* [What you are asked to do]: Type out the data again, word for word and in full.
- - - - - - -
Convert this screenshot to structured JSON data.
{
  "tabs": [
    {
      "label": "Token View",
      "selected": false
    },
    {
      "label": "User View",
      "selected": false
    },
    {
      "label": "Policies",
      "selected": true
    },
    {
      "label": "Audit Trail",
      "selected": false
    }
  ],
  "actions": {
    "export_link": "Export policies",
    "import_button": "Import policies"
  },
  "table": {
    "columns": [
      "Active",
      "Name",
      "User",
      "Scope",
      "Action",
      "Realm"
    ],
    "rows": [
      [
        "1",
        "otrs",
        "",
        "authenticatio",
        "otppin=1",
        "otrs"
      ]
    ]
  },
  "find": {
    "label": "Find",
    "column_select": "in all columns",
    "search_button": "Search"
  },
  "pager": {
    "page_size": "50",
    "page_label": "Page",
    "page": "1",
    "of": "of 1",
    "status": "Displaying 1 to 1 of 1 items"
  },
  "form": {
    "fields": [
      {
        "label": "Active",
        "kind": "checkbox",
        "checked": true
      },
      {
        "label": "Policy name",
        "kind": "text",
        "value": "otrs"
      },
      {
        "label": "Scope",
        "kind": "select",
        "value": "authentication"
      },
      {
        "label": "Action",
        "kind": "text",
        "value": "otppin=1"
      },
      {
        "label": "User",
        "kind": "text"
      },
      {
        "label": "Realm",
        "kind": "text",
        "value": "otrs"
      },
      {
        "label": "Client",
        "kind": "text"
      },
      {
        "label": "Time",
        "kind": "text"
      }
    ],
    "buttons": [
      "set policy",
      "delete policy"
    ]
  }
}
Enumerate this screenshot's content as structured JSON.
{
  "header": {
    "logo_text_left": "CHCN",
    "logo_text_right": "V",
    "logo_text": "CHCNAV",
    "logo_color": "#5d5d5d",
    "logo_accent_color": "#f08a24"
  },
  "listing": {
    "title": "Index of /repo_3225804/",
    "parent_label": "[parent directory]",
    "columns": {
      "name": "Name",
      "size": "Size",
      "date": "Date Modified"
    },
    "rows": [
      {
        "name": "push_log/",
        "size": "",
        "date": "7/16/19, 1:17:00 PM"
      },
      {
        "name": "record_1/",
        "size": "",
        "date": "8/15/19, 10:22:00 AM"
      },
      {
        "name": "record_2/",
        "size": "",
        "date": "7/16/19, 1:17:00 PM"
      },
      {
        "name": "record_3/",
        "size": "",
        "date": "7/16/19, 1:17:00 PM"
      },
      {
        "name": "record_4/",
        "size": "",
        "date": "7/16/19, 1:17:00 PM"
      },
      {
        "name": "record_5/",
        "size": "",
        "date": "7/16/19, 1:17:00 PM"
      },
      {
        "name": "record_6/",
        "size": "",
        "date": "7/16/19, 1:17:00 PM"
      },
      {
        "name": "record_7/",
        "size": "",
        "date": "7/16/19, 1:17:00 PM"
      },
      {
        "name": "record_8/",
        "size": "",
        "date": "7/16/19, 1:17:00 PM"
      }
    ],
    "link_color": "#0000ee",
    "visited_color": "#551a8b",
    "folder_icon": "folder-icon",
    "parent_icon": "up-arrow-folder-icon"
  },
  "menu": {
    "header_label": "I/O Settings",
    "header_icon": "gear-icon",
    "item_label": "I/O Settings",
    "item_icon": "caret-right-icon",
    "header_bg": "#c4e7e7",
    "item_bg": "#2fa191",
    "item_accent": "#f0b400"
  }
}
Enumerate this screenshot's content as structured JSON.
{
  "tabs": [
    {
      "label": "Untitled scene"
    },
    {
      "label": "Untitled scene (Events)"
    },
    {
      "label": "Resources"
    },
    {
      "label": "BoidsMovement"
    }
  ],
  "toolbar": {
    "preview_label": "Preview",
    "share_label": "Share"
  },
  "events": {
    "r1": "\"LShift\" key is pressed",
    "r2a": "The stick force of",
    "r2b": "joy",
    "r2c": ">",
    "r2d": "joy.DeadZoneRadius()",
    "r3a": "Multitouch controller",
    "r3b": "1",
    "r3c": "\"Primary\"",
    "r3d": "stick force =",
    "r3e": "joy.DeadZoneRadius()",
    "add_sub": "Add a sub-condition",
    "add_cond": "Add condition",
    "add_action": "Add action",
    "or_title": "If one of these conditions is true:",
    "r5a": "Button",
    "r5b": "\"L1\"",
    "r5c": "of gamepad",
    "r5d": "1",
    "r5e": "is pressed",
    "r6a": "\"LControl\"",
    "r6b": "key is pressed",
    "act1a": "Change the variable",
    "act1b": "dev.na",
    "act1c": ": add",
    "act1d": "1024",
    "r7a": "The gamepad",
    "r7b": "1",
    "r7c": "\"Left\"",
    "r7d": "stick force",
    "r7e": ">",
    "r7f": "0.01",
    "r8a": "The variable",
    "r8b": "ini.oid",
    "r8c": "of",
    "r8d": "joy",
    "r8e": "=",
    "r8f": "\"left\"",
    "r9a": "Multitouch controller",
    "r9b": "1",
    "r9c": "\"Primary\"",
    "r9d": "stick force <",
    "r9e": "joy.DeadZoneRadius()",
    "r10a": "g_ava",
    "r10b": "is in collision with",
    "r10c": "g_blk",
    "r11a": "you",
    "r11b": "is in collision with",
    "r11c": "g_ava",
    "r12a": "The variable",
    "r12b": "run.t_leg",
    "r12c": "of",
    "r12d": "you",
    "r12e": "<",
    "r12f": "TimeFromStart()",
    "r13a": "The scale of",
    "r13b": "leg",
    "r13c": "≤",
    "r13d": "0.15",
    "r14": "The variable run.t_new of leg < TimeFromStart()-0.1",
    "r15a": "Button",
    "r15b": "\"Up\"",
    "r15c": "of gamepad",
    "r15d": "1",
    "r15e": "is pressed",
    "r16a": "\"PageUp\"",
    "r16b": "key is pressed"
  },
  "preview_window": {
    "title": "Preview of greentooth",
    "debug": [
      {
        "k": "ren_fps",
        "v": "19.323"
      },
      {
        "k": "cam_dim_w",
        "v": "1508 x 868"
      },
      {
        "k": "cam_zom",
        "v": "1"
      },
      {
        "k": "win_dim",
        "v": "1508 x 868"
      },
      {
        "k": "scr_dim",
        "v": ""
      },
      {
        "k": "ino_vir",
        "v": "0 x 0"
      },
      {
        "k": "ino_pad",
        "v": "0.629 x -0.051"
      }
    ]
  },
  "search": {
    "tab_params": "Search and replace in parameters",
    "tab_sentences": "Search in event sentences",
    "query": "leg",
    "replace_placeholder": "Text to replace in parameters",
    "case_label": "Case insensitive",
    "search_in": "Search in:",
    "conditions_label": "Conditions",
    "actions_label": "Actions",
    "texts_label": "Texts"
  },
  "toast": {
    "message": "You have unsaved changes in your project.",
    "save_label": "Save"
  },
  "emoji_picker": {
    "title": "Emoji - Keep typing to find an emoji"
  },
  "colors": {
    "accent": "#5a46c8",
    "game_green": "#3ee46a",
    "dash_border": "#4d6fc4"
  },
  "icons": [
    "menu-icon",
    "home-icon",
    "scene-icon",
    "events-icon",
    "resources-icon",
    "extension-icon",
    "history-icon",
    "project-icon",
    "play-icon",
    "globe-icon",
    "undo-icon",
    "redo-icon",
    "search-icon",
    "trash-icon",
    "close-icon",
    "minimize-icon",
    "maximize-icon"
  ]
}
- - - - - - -
* [Exercise answer]:
Convert this screenshot to structured JSON data.
{
  "tabs": [
    {
      "label": "Token View",
      "selected": false
    },
    {
      "label": "User View",
      "selected": false
    },
    {
      "label": "Policies",
      "selected": true
    },
    {
      "label": "Audit Trail",
      "selected": false
    }
  ],
  "actions": {
    "export_link": "Export policies",
    "import_button": "Import policies"
  },
  "table": {
    "columns": [
      "Active",
      "Name",
      "User",
      "Scope",
      "Action",
      "Realm"
    ],
    "rows": [
      [
        "1",
        "otrs",
        "",
        "authenticatio",
        "otppin=1",
        "otrs"
      ]
    ]
  },
  "find": {
    "label": "Find",
    "column_select": "in all columns",
    "search_button": "Search"
  },
  "pager": {
    "page_size": "50",
    "page_label": "Page",
    "page": "1",
    "of": "of 1",
    "status": "Displaying 1 to 1 of 1 items"
  },
  "form": {
    "fields": [
      {
        "label": "Active",
        "kind": "checkbox",
        "checked": true
      },
      {
        "label": "Policy name",
        "kind": "text",
        "value": "otrs"
      },
      {
        "label": "Scope",
        "kind": "select",
        "value": "authentication"
      },
      {
        "label": "Action",
        "kind": "text",
        "value": "otppin=1"
      },
      {
        "label": "User",
        "kind": "text"
      },
      {
        "label": "Realm",
        "kind": "text",
        "value": "otrs"
      },
      {
        "label": "Client",
        "kind": "text"
      },
      {
        "label": "Time",
        "kind": "text"
      }
    ],
    "buttons": [
      "set policy",
      "delete policy"
    ]
  }
}
Enumerate this screenshot's content as structured JSON.
{
  "header": {
    "logo_text_left": "CHCN",
    "logo_text_right": "V",
    "logo_text": "CHCNAV",
    "logo_color": "#5d5d5d",
    "logo_accent_color": "#f08a24"
  },
  "listing": {
    "title": "Index of /repo_3225804/",
    "parent_label": "[parent directory]",
    "columns": {
      "name": "Name",
      "size": "Size",
      "date": "Date Modified"
    },
    "rows": [
      {
        "name": "push_log/",
        "size": "",
        "date": "7/16/19, 1:17:00 PM"
      },
      {
        "name": "record_1/",
        "size": "",
        "date": "8/15/19, 10:22:00 AM"
      },
      {
        "name": "record_2/",
        "size": "",
        "date": "7/16/19, 1:17:00 PM"
      },
      {
        "name": "record_3/",
        "size": "",
        "date": "7/16/19, 1:17:00 PM"
      },
      {
        "name": "record_4/",
        "size": "",
        "date": "7/16/19, 1:17:00 PM"
      },
      {
        "name": "record_5/",
        "size": "",
        "date": "7/16/19, 1:17:00 PM"
      },
      {
        "name": "record_6/",
        "size": "",
        "date": "7/16/19, 1:17:00 PM"
      },
      {
        "name": "record_7/",
        "size": "",
        "date": "7/16/19, 1:17:00 PM"
      },
      {
        "name": "record_8/",
        "size": "",
        "date": "7/16/19, 1:17:00 PM"
      }
    ],
    "link_color": "#0000ee",
    "visited_color": "#551a8b",
    "folder_icon": "folder-icon",
    "parent_icon": "up-arrow-folder-icon"
  },
  "menu": {
    "header_label": "I/O Settings",
    "header_icon": "gear-icon",
    "item_label": "I/O Settings",
    "item_icon": "caret-right-icon",
    "header_bg": "#c4e7e7",
    "item_bg": "#2fa191",
    "item_accent": "#f0b400"
  }
}
Enumerate this screenshot's content as structured JSON.
{
  "tabs": [
    {
      "label": "Untitled scene"
    },
    {
      "label": "Untitled scene (Events)"
    },
    {
      "label": "Resources"
    },
    {
      "label": "BoidsMovement"
    }
  ],
  "toolbar": {
    "preview_label": "Preview",
    "share_label": "Share"
  },
  "events": {
    "r1": "\"LShift\" key is pressed",
    "r2a": "The stick force of",
    "r2b": "joy",
    "r2c": ">",
    "r2d": "joy.DeadZoneRadius()",
    "r3a": "Multitouch controller",
    "r3b": "1",
    "r3c": "\"Primary\"",
    "r3d": "stick force =",
    "r3e": "joy.DeadZoneRadius()",
    "add_sub": "Add a sub-condition",
    "add_cond": "Add condition",
    "add_action": "Add action",
    "or_title": "If one of these conditions is true:",
    "r5a": "Button",
    "r5b": "\"L1\"",
    "r5c": "of gamepad",
    "r5d": "1",
    "r5e": "is pressed",
    "r6a": "\"LControl\"",
    "r6b": "key is pressed",
    "act1a": "Change the variable",
    "act1b": "dev.na",
    "act1c": ": add",
    "act1d": "1024",
    "r7a": "The gamepad",
    "r7b": "1",
    "r7c": "\"Left\"",
    "r7d": "stick force",
    "r7e": ">",
    "r7f": "0.01",
    "r8a": "The variable",
    "r8b": "ini.oid",
    "r8c": "of",
    "r8d": "joy",
    "r8e": "=",
    "r8f": "\"left\"",
    "r9a": "Multitouch controller",
    "r9b": "1",
    "r9c": "\"Primary\"",
    "r9d": "stick force <",
    "r9e": "joy.DeadZoneRadius()",
    "r10a": "g_ava",
    "r10b": "is in collision with",
    "r10c": "g_blk",
    "r11a": "you",
    "r11b": "is in collision with",
    "r11c": "g_ava",
    "r12a": "The variable",
    "r12b": "run.t_leg",
    "r12c": "of",
    "r12d": "you",
    "r12e": "<",
    "r12f": "TimeFromStart()",
    "r13a": "The scale of",
    "r13b": "leg",
    "r13c": "≤",
    "r13d": "0.15",
    "r14": "The variable run.t_new of leg < TimeFromStart()-0.1",
    "r15a": "Button",
    "r15b": "\"Up\"",
    "r15c": "of gamepad",
    "r15d": "1",
    "r15e": "is pressed",
    "r16a": "\"PageUp\"",
    "r16b": "key is pressed"
  },
  "preview_window": {
    "title": "Preview of greentooth",
    "debug": [
      {
        "k": "ren_fps",
        "v": "19.323"
      },
      {
        "k": "cam_dim_w",
        "v": "1508 x 868"
      },
      {
        "k": "cam_zom",
        "v": "1"
      },
      {
        "k": "win_dim",
        "v": "1508 x 868"
      },
      {
        "k": "scr_dim",
        "v": ""
      },
      {
        "k": "ino_vir",
        "v": "0 x 0"
      },
      {
        "k": "ino_pad",
        "v": "0.629 x -0.051"
      }
    ]
  },
  "search": {
    "tab_params": "Search and replace in parameters",
    "tab_sentences": "Search in event sentences",
    "query": "leg",
    "replace_placeholder": "Text to replace in parameters",
    "case_label": "Case insensitive",
    "search_in": "Search in:",
    "conditions_label": "Conditions",
    "actions_label": "Actions",
    "texts_label": "Texts"
  },
  "toast": {
    "message": "You have unsaved changes in your project.",
    "save_label": "Save"
  },
  "emoji_picker": {
    "title": "Emoji - Keep typing to find an emoji"
  },
  "colors": {
    "accent": "#5a46c8",
    "game_green": "#3ee46a",
    "dash_border": "#4d6fc4"
  },
  "icons": [
    "menu-icon",
    "home-icon",
    "scene-icon",
    "events-icon",
    "resources-icon",
    "extension-icon",
    "history-icon",
    "project-icon",
    "play-icon",
    "globe-icon",
    "undo-icon",
    "redo-icon",
    "search-icon",
    "trash-icon",
    "close-icon",
    "minimize-icon",
    "maximize-icon"
  ]
}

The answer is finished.